The MENA region is setting up to become a hub for exports of green energy and renewables, judging by the raft of new green projects that were inked at COP27. With the slogan “COP for Implementation,” COP27 host Egypt raised hopes for the number of projects announced during the summit — and it delivered.
Green hydrogen was undoubtedly the star of the show, with at least 10 new green hydrogen plants set to be built in Egypt after final agreements are inked. The nine green hydrogen and ammonia facilities in Egypt’s Suez Canal Economic Zone alone will collectively produce up to 7.6 mn tons of green ammonia and 2.7 mn tons of hydrogen a year when fully operational.
Saudi Arabia came in hot: The kingdom announced its 13 renewable energy projects worth a combined USD 9 bn in the pipeline, as it looked to reposition itself for a post-oil world. The projects — which include what could be one of the world’s largest green hydrogen plants — have a collective capacity of 11.3 GW, and will help reduce some 20 mn tons of carbon emissions a year, according to a Saudi Green Initiative tweet earlier this month.
The big question: How many of these MENA hydrogen plants will get built in the wake of the US Inflation Reduction Act, which includes a 10-year production tax credit of as much as USD 3 / kg of H2 produced with no emissions. And as we noted above, G7 nations are primed to build up hydrogen infrastructure faster than other countries, and there are clear questions about how much capacity there is in the supply chain to build out the renewable power and other infrastructure (think: electrolysers) needed to ramp up large-scale hydrogen projects.
The runner up? Wind power: At least five different wind farms will produce a whopping 29.5 GW of wind power in Egypt once fully operational. The biggest ones include Masdar alongside our friends at Infinity Power and Hassan Allam Utilities — who will build a 10 GW wind farm in Egypt — and Saudi renewable energy developer Acwa Power’s 10 GW wind farm in Egypt alongside the country’s state-owned electricity firms.
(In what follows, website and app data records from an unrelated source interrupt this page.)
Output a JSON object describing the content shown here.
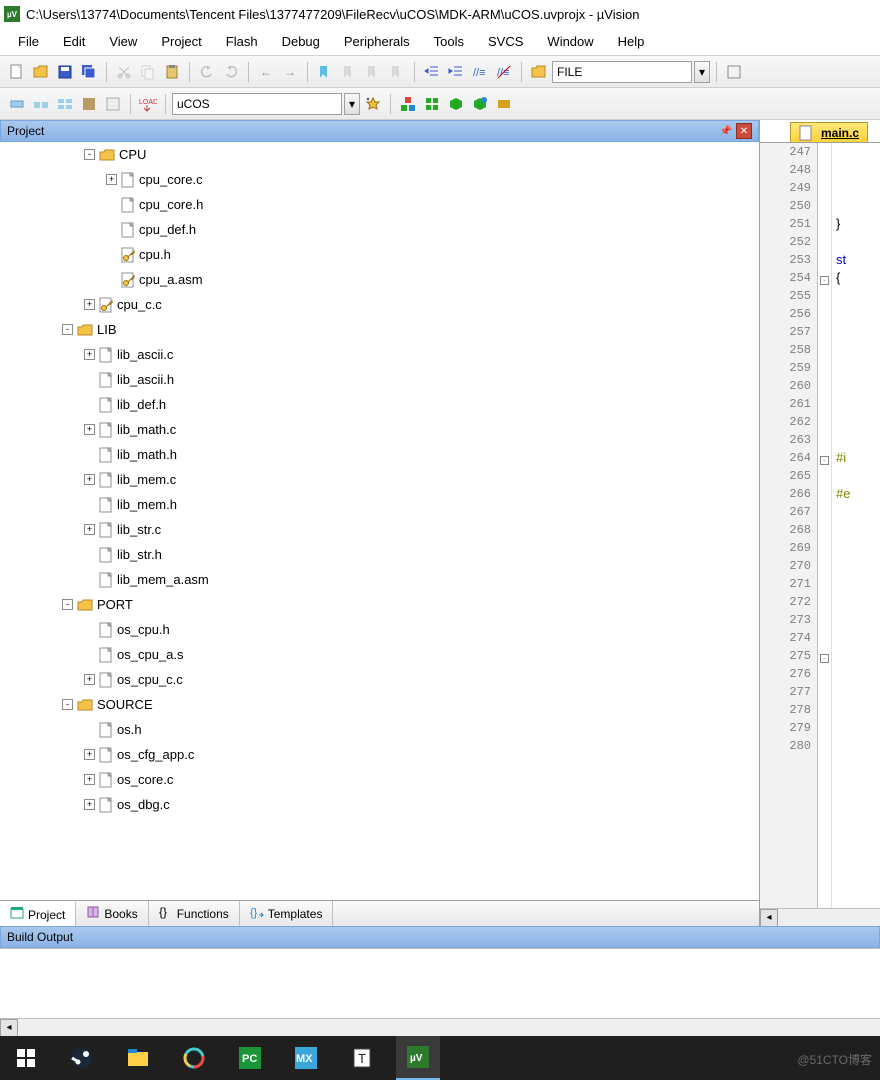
{
  "title": "C:\\Users\\13774\\Documents\\Tencent Files\\1377477209\\FileRecv\\uCOS\\MDK-ARM\\uCOS.uvprojx - µVision",
  "menu": [
    "File",
    "Edit",
    "View",
    "Project",
    "Flash",
    "Debug",
    "Peripherals",
    "Tools",
    "SVCS",
    "Window",
    "Help"
  ],
  "toolbar2_combo": "uCOS",
  "file_combo": "FILE",
  "project_panel_title": "Project",
  "tree": [
    {
      "depth": 2,
      "exp": "-",
      "kind": "folder",
      "label": "CPU"
    },
    {
      "depth": 3,
      "exp": "+",
      "kind": "file",
      "label": "cpu_core.c"
    },
    {
      "depth": 3,
      "exp": " ",
      "kind": "file",
      "label": "cpu_core.h"
    },
    {
      "depth": 3,
      "exp": " ",
      "kind": "file",
      "label": "cpu_def.h"
    },
    {
      "depth": 3,
      "exp": " ",
      "kind": "key",
      "label": "cpu.h"
    },
    {
      "depth": 3,
      "exp": " ",
      "kind": "key",
      "label": "cpu_a.asm"
    },
    {
      "depth": 2,
      "exp": "+",
      "kind": "key",
      "label": "cpu_c.c"
    },
    {
      "depth": 1,
      "exp": "-",
      "kind": "folder",
      "label": "LIB"
    },
    {
      "depth": 2,
      "exp": "+",
      "kind": "file",
      "label": "lib_ascii.c"
    },
    {
      "depth": 2,
      "exp": " ",
      "kind": "file",
      "label": "lib_ascii.h"
    },
    {
      "depth": 2,
      "exp": " ",
      "kind": "file",
      "label": "lib_def.h"
    },
    {
      "depth": 2,
      "exp": "+",
      "kind": "file",
      "label": "lib_math.c"
    },
    {
      "depth": 2,
      "exp": " ",
      "kind": "file",
      "label": "lib_math.h"
    },
    {
      "depth": 2,
      "exp": "+",
      "kind": "file",
      "label": "lib_mem.c"
    },
    {
      "depth": 2,
      "exp": " ",
      "kind": "file",
      "label": "lib_mem.h"
    },
    {
      "depth": 2,
      "exp": "+",
      "kind": "file",
      "label": "lib_str.c"
    },
    {
      "depth": 2,
      "exp": " ",
      "kind": "file",
      "label": "lib_str.h"
    },
    {
      "depth": 2,
      "exp": " ",
      "kind": "file",
      "label": "lib_mem_a.asm"
    },
    {
      "depth": 1,
      "exp": "-",
      "kind": "folder",
      "label": "PORT"
    },
    {
      "depth": 2,
      "exp": " ",
      "kind": "file",
      "label": "os_cpu.h"
    },
    {
      "depth": 2,
      "exp": " ",
      "kind": "file",
      "label": "os_cpu_a.s"
    },
    {
      "depth": 2,
      "exp": "+",
      "kind": "file",
      "label": "os_cpu_c.c"
    },
    {
      "depth": 1,
      "exp": "-",
      "kind": "folder",
      "label": "SOURCE"
    },
    {
      "depth": 2,
      "exp": " ",
      "kind": "file",
      "label": "os.h"
    },
    {
      "depth": 2,
      "exp": "+",
      "kind": "file",
      "label": "os_cfg_app.c"
    },
    {
      "depth": 2,
      "exp": "+",
      "kind": "file",
      "label": "os_core.c"
    },
    {
      "depth": 2,
      "exp": "+",
      "kind": "file",
      "label": "os_dbg.c"
    }
  ],
  "bottom_tabs": [
    "Project",
    "Books",
    "Functions",
    "Templates"
  ],
  "editor_tab": "main.c",
  "line_start": 247,
  "line_end": 280,
  "code_lines": {
    "251": {
      "text": "}",
      "class": ""
    },
    "253": {
      "text": "st",
      "class": "kw"
    },
    "254": {
      "text": "{",
      "class": "",
      "fold": "-"
    },
    "264": {
      "text": "#i",
      "class": "pp",
      "fold": "-"
    },
    "266": {
      "text": "#e",
      "class": "pp"
    },
    "275": {
      "text": "",
      "fold": "-"
    }
  },
  "build_title": "Build Output",
  "watermark": "@51CTO博客"
}
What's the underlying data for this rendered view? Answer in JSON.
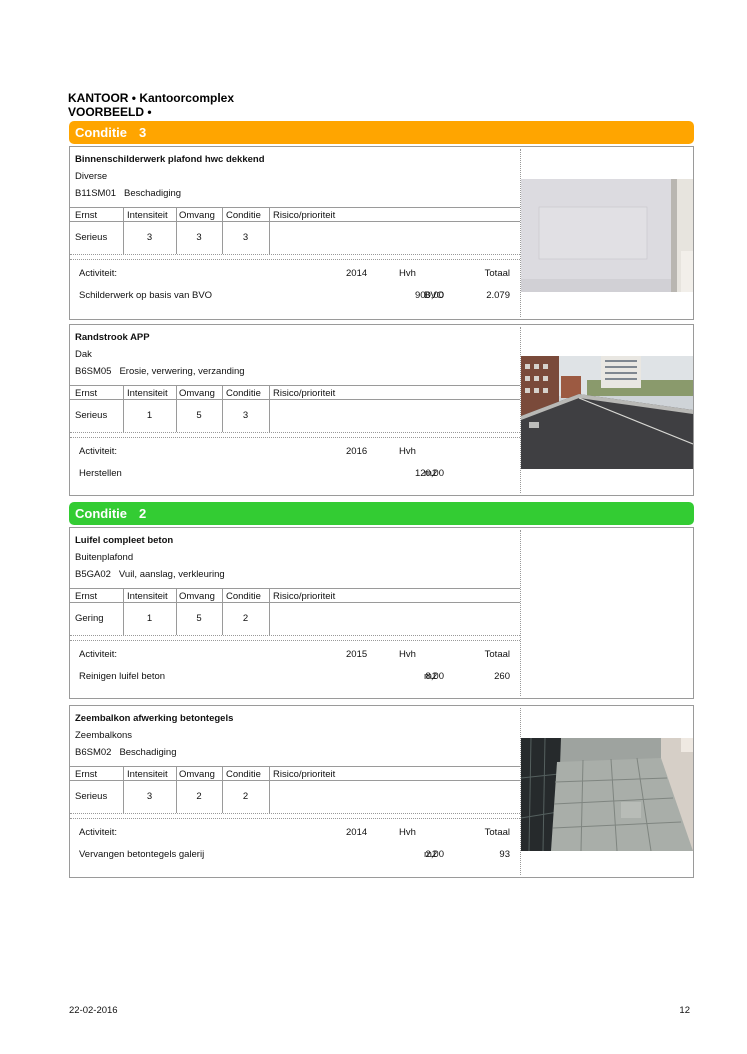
{
  "header": {
    "line1": "KANTOOR • Kantoorcomplex",
    "line2": "VOORBEELD •"
  },
  "groups": [
    {
      "label": "Conditie",
      "number": "3",
      "color": "#ffa500",
      "items": [
        {
          "title": "Binnenschilderwerk plafond hwc dekkend",
          "element": "Diverse",
          "code": "B11SM01",
          "defect": "Beschadiging",
          "table_headers": [
            "Ernst",
            "Intensiteit",
            "Omvang",
            "Conditie",
            "Risico/prioriteit"
          ],
          "ernst": "Serieus",
          "intensiteit": "3",
          "omvang": "3",
          "conditie": "3",
          "risico": "",
          "activity_label": "Activiteit:",
          "year": "2014",
          "hvh_label": "Hvh",
          "totaal_label": "Totaal",
          "activity": "Schilderwerk op basis van BVO",
          "quantity": "900,00",
          "unit": "BVO",
          "total": "2.079",
          "photo": "white-ceiling-panel"
        },
        {
          "title": "Randstrook APP",
          "element": "Dak",
          "code": "B6SM05",
          "defect": "Erosie, verwering, verzanding",
          "table_headers": [
            "Ernst",
            "Intensiteit",
            "Omvang",
            "Conditie",
            "Risico/prioriteit"
          ],
          "ernst": "Serieus",
          "intensiteit": "1",
          "omvang": "5",
          "conditie": "3",
          "risico": "",
          "activity_label": "Activiteit:",
          "year": "2016",
          "hvh_label": "Hvh",
          "totaal_label": "",
          "activity": "Herstellen",
          "quantity": "120,00",
          "unit": "m2",
          "total": "",
          "photo": "flat-roof-buildings"
        }
      ]
    },
    {
      "label": "Conditie",
      "number": "2",
      "color": "#33cc33",
      "items": [
        {
          "title": "Luifel compleet beton",
          "element": "Buitenplafond",
          "code": "B5GA02",
          "defect": "Vuil, aanslag, verkleuring",
          "table_headers": [
            "Ernst",
            "Intensiteit",
            "Omvang",
            "Conditie",
            "Risico/prioriteit"
          ],
          "ernst": "Gering",
          "intensiteit": "1",
          "omvang": "5",
          "conditie": "2",
          "risico": "",
          "activity_label": "Activiteit:",
          "year": "2015",
          "hvh_label": "Hvh",
          "totaal_label": "Totaal",
          "activity": "Reinigen luifel beton",
          "quantity": "8,00",
          "unit": "m2",
          "total": "260",
          "photo": ""
        },
        {
          "title": "Zeembalkon afwerking betontegels",
          "element": "Zeembalkons",
          "code": "B6SM02",
          "defect": "Beschadiging",
          "table_headers": [
            "Ernst",
            "Intensiteit",
            "Omvang",
            "Conditie",
            "Risico/prioriteit"
          ],
          "ernst": "Serieus",
          "intensiteit": "3",
          "omvang": "2",
          "conditie": "2",
          "risico": "",
          "activity_label": "Activiteit:",
          "year": "2014",
          "hvh_label": "Hvh",
          "totaal_label": "Totaal",
          "activity": "Vervangen betontegels galerij",
          "quantity": "2,00",
          "unit": "m2",
          "total": "93",
          "photo": "balcony-concrete-tiles"
        }
      ]
    }
  ],
  "footer": {
    "date": "22-02-2016",
    "page": "12"
  }
}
Carbon capture got some attention: Two Saudi giants — Aramco and mining company Ma’aden — agreed to build carbon capture and storage facilities in a huge step for the kingdom’s blue hydrogen ambitions. (Blue hydrogen is a form of zero-carbon fuel made through a process that captures its own carbon emissions — check out our explainer on the energy source here.) Aramco’s carbon capture hub is set to be one of the largest in the world, with the capacity to store up to 9 mn tons of carbon dioxide a year by 2027, while Ma’aden’s plant will capture 300k metric tons of CO2 emissions a year from the company’s three ammonia plants.
Waste management projects were also on the cards: UAE-headquartered waste management company Averda is partnering with US-headquartered low-carbon biofuels developer WasteFuel to establish a commercial-scale municipal waste-to-renewable-methanol plant in MENA. Egypt also announced it is set to sign contracts worth EGP 4.2 bn to establish sanitary landfills and waste recycling facilities for municipal waste. On another note, UK-based water tech company Hydro Industries is considering building two wastewater treatment facilities in Egypt to treat some 50 tons of industrial wastewater daily.